# How to complete this task:
Go through the listing and pick out each line with the word "image" in it.

# Dataset excerpts:

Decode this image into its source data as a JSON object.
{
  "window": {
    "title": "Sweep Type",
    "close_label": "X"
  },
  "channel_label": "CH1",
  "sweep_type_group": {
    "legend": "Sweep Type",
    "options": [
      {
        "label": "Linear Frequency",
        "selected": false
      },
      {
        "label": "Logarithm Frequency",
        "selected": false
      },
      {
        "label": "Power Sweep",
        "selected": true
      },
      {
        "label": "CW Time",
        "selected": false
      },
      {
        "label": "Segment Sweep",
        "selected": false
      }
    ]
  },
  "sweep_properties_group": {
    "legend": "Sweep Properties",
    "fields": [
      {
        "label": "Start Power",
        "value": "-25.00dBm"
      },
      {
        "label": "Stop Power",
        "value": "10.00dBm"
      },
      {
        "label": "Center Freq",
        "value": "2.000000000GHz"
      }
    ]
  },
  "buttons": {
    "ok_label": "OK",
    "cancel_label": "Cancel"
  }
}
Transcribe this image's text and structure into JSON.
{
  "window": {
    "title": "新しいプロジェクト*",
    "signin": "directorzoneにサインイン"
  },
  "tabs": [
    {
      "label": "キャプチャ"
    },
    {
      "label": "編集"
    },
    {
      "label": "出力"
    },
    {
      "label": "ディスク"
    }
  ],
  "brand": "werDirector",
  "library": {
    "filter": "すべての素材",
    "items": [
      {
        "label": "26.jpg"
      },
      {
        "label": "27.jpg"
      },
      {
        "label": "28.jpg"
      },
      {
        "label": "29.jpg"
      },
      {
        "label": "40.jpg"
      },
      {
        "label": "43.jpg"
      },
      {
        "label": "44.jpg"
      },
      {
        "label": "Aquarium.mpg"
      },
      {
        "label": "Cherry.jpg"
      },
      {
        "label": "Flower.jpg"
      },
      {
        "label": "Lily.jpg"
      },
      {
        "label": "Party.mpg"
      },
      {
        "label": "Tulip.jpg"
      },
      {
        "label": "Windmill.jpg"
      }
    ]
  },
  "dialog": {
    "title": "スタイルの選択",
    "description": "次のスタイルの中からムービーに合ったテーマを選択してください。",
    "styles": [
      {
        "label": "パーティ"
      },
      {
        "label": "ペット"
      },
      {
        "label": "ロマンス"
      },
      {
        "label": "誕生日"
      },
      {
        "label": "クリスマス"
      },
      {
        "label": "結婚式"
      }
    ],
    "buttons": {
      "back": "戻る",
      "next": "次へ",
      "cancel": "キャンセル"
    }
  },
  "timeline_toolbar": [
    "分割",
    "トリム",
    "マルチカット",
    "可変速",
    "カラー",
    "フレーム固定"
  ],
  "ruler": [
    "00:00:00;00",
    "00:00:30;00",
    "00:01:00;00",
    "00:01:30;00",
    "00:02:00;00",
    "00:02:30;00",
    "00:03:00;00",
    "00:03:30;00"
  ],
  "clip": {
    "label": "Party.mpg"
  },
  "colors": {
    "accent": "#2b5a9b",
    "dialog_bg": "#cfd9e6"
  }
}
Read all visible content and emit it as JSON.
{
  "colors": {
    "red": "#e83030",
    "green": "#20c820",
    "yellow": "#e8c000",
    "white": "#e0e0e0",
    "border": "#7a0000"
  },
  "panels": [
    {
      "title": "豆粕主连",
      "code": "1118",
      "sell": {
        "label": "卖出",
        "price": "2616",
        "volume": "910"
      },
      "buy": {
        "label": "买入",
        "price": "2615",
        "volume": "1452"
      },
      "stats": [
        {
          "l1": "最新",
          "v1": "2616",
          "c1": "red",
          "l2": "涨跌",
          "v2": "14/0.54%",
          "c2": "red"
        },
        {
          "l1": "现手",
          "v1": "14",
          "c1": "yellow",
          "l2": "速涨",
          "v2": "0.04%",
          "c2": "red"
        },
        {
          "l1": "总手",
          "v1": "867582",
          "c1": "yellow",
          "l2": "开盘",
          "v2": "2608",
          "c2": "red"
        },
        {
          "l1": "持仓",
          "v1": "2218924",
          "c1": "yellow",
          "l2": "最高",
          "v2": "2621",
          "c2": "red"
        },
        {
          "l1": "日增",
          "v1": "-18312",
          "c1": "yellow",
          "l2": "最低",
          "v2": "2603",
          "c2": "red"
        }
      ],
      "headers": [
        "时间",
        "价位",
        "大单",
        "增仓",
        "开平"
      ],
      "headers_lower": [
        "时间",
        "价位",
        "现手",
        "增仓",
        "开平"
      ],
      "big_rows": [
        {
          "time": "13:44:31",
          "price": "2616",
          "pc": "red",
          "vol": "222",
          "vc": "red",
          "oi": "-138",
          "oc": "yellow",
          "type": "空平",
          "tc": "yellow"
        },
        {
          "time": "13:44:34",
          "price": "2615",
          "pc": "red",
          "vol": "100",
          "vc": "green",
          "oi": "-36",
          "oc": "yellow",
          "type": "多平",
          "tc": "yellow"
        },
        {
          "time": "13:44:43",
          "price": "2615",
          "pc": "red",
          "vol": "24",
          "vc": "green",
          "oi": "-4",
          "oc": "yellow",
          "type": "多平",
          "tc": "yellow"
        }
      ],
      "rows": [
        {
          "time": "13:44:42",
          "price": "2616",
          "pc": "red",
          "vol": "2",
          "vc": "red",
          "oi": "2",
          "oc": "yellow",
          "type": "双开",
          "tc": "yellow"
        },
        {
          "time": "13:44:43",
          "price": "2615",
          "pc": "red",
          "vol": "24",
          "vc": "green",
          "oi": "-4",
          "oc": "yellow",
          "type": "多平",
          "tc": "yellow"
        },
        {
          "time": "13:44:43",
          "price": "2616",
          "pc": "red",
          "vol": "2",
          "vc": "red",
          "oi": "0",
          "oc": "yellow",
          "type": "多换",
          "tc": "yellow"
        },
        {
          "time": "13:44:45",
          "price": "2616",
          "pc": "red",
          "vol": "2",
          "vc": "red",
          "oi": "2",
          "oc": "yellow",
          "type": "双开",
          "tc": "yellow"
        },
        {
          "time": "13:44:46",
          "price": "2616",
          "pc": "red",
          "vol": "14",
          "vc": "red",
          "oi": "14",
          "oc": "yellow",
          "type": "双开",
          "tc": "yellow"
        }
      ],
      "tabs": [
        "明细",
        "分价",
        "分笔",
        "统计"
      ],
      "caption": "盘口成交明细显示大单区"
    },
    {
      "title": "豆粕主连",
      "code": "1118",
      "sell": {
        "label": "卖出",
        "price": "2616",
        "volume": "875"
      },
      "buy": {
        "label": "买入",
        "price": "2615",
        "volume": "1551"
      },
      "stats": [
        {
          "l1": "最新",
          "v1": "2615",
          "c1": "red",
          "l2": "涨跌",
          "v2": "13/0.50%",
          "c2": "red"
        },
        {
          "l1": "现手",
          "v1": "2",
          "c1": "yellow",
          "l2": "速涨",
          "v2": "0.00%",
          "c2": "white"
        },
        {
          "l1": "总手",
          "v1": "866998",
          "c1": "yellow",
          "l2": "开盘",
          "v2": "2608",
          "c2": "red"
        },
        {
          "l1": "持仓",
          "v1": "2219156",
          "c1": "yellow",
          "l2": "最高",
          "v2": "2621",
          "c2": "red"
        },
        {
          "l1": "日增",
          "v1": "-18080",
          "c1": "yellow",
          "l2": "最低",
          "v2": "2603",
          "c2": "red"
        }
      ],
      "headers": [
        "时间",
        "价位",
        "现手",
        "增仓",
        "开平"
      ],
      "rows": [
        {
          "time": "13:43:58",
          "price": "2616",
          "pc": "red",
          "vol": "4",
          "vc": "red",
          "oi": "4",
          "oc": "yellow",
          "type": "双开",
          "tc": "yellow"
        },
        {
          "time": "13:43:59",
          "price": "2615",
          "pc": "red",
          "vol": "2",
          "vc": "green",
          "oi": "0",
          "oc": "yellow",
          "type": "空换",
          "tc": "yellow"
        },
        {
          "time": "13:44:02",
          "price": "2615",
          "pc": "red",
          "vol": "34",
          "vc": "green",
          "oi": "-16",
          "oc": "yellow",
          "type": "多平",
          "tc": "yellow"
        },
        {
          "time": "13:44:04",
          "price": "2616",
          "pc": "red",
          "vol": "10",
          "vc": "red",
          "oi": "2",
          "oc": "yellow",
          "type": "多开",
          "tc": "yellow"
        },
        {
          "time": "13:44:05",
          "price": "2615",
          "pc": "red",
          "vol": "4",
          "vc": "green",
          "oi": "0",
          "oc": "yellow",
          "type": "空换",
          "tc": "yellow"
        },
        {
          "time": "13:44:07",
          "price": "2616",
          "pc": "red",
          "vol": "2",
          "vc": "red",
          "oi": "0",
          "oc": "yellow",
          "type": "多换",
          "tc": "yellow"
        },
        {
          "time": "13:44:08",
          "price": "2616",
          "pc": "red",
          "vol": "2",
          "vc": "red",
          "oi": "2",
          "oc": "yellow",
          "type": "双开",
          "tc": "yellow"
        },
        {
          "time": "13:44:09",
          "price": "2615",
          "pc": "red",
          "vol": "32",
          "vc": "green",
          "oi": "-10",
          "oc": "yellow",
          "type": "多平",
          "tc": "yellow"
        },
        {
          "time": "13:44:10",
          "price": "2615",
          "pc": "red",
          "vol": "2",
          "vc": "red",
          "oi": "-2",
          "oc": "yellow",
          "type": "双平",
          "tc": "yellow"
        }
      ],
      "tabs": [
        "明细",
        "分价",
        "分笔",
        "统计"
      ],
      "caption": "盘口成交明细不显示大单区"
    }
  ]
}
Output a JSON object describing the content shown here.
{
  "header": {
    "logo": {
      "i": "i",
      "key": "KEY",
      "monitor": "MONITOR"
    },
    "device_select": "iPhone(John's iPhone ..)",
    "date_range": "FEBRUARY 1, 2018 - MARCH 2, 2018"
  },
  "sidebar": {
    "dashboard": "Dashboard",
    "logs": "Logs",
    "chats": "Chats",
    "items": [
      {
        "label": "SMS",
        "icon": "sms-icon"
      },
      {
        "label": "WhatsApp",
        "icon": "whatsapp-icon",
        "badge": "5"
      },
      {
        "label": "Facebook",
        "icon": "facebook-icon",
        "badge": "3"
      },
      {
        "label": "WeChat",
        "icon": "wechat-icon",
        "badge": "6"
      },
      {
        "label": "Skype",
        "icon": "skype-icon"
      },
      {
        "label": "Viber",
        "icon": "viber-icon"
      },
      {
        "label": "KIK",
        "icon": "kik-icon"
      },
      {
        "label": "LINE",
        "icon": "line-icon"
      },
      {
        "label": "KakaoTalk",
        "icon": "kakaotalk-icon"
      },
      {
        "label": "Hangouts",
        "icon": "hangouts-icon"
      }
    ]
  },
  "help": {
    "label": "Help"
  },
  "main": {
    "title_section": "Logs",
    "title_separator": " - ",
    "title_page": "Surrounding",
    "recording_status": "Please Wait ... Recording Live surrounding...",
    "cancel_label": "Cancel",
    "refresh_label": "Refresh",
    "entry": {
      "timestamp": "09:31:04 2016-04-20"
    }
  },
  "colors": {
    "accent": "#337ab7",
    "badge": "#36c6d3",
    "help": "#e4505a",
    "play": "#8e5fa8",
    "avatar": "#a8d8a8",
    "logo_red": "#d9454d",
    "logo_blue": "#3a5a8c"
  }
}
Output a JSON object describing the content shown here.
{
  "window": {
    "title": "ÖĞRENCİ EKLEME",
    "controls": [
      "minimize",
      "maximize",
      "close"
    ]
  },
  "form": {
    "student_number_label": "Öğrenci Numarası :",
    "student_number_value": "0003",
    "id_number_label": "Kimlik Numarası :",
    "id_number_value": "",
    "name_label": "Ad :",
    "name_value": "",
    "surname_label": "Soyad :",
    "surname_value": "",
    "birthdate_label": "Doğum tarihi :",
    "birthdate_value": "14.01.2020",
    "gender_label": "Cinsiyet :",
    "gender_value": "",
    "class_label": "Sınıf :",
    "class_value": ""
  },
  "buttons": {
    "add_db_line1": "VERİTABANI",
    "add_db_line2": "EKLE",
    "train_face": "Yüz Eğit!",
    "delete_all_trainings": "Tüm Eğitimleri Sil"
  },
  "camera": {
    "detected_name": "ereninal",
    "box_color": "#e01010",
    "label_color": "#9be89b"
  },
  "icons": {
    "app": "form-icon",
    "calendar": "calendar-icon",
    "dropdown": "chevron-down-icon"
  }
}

# Written answer:
Decode this image into its source data as a JSON object.
Transcribe this image's text and structure into JSON.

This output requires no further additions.